• **TRY IT**: Restate the listing below word for word.
· · · · · · ·
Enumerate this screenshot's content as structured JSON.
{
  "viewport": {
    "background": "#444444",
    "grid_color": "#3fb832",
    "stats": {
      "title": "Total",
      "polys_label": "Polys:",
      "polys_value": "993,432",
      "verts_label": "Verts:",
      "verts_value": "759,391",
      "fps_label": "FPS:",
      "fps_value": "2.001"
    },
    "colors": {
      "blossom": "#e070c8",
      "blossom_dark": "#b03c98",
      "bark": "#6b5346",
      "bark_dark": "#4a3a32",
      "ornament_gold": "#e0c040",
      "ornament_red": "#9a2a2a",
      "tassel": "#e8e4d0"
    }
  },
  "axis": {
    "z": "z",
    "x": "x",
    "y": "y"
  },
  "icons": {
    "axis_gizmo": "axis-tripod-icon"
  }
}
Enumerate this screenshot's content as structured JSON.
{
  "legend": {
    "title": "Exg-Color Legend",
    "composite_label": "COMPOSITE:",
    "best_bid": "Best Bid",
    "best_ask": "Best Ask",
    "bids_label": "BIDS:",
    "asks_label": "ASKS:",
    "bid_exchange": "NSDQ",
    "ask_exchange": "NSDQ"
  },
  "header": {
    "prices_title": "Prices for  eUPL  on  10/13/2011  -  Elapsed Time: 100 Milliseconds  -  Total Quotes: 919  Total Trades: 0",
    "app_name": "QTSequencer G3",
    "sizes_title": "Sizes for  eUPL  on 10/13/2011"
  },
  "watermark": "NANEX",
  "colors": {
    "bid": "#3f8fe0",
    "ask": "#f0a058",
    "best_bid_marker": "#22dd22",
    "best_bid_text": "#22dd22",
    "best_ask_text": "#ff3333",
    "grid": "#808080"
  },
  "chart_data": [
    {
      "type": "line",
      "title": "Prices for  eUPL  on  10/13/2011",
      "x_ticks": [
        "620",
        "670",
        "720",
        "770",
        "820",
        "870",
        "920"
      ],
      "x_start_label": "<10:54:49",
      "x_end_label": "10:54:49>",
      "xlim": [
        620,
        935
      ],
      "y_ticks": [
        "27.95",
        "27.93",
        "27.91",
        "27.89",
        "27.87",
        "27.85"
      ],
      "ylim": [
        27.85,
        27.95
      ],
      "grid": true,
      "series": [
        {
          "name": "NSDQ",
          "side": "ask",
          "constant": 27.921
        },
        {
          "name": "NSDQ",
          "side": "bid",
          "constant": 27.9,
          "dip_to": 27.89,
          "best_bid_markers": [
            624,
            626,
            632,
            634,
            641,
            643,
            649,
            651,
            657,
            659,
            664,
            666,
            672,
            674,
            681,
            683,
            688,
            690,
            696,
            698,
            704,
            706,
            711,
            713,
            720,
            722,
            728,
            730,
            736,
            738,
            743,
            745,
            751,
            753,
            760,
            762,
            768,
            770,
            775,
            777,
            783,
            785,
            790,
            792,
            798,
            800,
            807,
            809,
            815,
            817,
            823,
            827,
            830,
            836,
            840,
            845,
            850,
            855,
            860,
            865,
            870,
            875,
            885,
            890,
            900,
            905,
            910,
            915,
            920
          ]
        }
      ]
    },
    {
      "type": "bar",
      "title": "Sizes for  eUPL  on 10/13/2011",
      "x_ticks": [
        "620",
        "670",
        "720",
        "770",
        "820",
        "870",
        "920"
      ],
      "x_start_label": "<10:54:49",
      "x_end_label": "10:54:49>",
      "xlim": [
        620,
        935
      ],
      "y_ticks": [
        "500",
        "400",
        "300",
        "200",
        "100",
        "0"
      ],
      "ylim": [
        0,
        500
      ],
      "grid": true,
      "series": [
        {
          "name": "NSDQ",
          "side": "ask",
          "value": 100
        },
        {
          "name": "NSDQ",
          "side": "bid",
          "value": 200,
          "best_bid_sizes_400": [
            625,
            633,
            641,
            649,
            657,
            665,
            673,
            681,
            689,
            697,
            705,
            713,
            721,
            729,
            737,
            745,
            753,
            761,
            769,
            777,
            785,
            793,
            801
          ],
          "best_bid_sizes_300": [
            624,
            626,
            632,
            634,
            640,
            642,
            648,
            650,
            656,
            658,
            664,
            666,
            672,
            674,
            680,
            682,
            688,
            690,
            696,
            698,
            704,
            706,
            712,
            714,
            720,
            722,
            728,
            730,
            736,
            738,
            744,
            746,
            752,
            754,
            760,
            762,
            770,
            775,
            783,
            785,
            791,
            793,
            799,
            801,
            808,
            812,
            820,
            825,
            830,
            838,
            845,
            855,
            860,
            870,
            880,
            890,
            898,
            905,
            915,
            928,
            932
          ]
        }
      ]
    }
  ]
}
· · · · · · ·
• **RESPONSE BOX**:
Enumerate this screenshot's content as structured JSON.
{
  "viewport": {
    "background": "#444444",
    "grid_color": "#3fb832",
    "stats": {
      "title": "Total",
      "polys_label": "Polys:",
      "polys_value": "993,432",
      "verts_label": "Verts:",
      "verts_value": "759,391",
      "fps_label": "FPS:",
      "fps_value": "2.001"
    },
    "colors": {
      "blossom": "#e070c8",
      "blossom_dark": "#b03c98",
      "bark": "#6b5346",
      "bark_dark": "#4a3a32",
      "ornament_gold": "#e0c040",
      "ornament_red": "#9a2a2a",
      "tassel": "#e8e4d0"
    }
  },
  "axis": {
    "z": "z",
    "x": "x",
    "y": "y"
  },
  "icons": {
    "axis_gizmo": "axis-tripod-icon"
  }
}
Enumerate this screenshot's content as structured JSON.
{
  "legend": {
    "title": "Exg-Color Legend",
    "composite_label": "COMPOSITE:",
    "best_bid": "Best Bid",
    "best_ask": "Best Ask",
    "bids_label": "BIDS:",
    "asks_label": "ASKS:",
    "bid_exchange": "NSDQ",
    "ask_exchange": "NSDQ"
  },
  "header": {
    "prices_title": "Prices for  eUPL  on  10/13/2011  -  Elapsed Time: 100 Milliseconds  -  Total Quotes: 919  Total Trades: 0",
    "app_name": "QTSequencer G3",
    "sizes_title": "Sizes for  eUPL  on 10/13/2011"
  },
  "watermark": "NANEX",
  "colors": {
    "bid": "#3f8fe0",
    "ask": "#f0a058",
    "best_bid_marker": "#22dd22",
    "best_bid_text": "#22dd22",
    "best_ask_text": "#ff3333",
    "grid": "#808080"
  },
  "chart_data": [
    {
      "type": "line",
      "title": "Prices for  eUPL  on  10/13/2011",
      "x_ticks": [
        "620",
        "670",
        "720",
        "770",
        "820",
        "870",
        "920"
      ],
      "x_start_label": "<10:54:49",
      "x_end_label": "10:54:49>",
      "xlim": [
        620,
        935
      ],
      "y_ticks": [
        "27.95",
        "27.93",
        "27.91",
        "27.89",
        "27.87",
        "27.85"
      ],
      "ylim": [
        27.85,
        27.95
      ],
      "grid": true,
      "series": [
        {
          "name": "NSDQ",
          "side": "ask",
          "constant": 27.921
        },
        {
          "name": "NSDQ",
          "side": "bid",
          "constant": 27.9,
          "dip_to": 27.89,
          "best_bid_markers": [
            624,
            626,
            632,
            634,
            641,
            643,
            649,
            651,
            657,
            659,
            664,
            666,
            672,
            674,
            681,
            683,
            688,
            690,
            696,
            698,
            704,
            706,
            711,
            713,
            720,
            722,
            728,
            730,
            736,
            738,
            743,
            745,
            751,
            753,
            760,
            762,
            768,
            770,
            775,
            777,
            783,
            785,
            790,
            792,
            798,
            800,
            807,
            809,
            815,
            817,
            823,
            827,
            830,
            836,
            840,
            845,
            850,
            855,
            860,
            865,
            870,
            875,
            885,
            890,
            900,
            905,
            910,
            915,
            920
          ]
        }
      ]
    },
    {
      "type": "bar",
      "title": "Sizes for  eUPL  on 10/13/2011",
      "x_ticks": [
        "620",
        "670",
        "720",
        "770",
        "820",
        "870",
        "920"
      ],
      "x_start_label": "<10:54:49",
      "x_end_label": "10:54:49>",
      "xlim": [
        620,
        935
      ],
      "y_ticks": [
        "500",
        "400",
        "300",
        "200",
        "100",
        "0"
      ],
      "ylim": [
        0,
        500
      ],
      "grid": true,
      "series": [
        {
          "name": "NSDQ",
          "side": "ask",
          "value": 100
        },
        {
          "name": "NSDQ",
          "side": "bid",
          "value": 200,
          "best_bid_sizes_400": [
            625,
            633,
            641,
            649,
            657,
            665,
            673,
            681,
            689,
            697,
            705,
            713,
            721,
            729,
            737,
            745,
            753,
            761,
            769,
            777,
            785,
            793,
            801
          ],
          "best_bid_sizes_300": [
            624,
            626,
            632,
            634,
            640,
            642,
            648,
            650,
            656,
            658,
            664,
            666,
            672,
            674,
            680,
            682,
            688,
            690,
            696,
            698,
            704,
            706,
            712,
            714,
            720,
            722,
            728,
            730,
            736,
            738,
            744,
            746,
            752,
            754,
            760,
            762,
            770,
            775,
            783,
            785,
            791,
            793,
            799,
            801,
            808,
            812,
            820,
            825,
            830,
            838,
            845,
            855,
            860,
            870,
            880,
            890,
            898,
            905,
            915,
            928,
            932
          ]
        }
      ]
    }
  ]
}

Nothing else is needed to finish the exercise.